The answer I got was “no.” The state had not reformed what is commonly called the “revolving door policy” that allows state legislators to become lobbyists for the special interest group of their choice.
In short, someone can walk away from the Legislature and walk directly into a high-paying job as a registered lobbyist.
That rule has to change. It is one of the items I am going to place on my wish list for the 2021 Texas Legislature to enact.
State legislators have built-in access to their former colleagues when they walk away from their public service careers. My memory of legislators with whom I am familiar who then went to work on behalf of special interests is lengthy.
The most notable example is former Texas House Speaker Pete Laney of Hale Center. The Democrat left the Legislature after being muscled out of the speaker’s chair and became an instantaneous lobbyist/big hitter. And who was surprised at that? No one. Laney had a lot of political allies and personal friends on both sides of the aisle. He has been able to parlay those friendships into a healthy post-Legislature career.
Former Republican state Rep. David Swinford is another one. The Dumas lawmaker left the Legislature after the 2009 session and went to work pitching wind farms to his former legislative colleagues.
The rolls are full of those kinds of examples. I harbor no particular ill will toward lobbyists as a general rule; only those who represent special interests that I find repugnant.
Still, the instantaneous advantage former legislators have when they leave elected office and go to work for special interests puts them at a decided advantage over their competitors.
Why not level the field a bit by mandating, say, a two- or three-year waiting period before former legislators can sign up as lobbyists?

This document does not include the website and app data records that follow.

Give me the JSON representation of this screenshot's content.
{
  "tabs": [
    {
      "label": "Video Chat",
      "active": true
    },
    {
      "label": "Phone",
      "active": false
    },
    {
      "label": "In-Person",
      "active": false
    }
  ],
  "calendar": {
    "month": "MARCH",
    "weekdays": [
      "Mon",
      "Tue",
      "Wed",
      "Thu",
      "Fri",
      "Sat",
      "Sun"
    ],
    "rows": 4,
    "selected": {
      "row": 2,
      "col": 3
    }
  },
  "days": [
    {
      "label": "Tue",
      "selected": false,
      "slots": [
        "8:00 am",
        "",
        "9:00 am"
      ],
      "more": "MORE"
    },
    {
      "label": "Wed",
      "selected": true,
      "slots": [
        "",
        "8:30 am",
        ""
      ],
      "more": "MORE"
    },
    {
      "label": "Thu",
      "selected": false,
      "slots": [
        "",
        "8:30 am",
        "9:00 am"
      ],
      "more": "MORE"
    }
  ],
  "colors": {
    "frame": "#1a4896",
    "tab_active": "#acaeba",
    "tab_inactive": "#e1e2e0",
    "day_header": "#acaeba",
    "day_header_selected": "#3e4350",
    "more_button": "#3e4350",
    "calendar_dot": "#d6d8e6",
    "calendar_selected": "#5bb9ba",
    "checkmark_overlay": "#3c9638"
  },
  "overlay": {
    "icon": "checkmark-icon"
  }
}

Is that such a hard task to accomplish? It doesn’t seem so to me.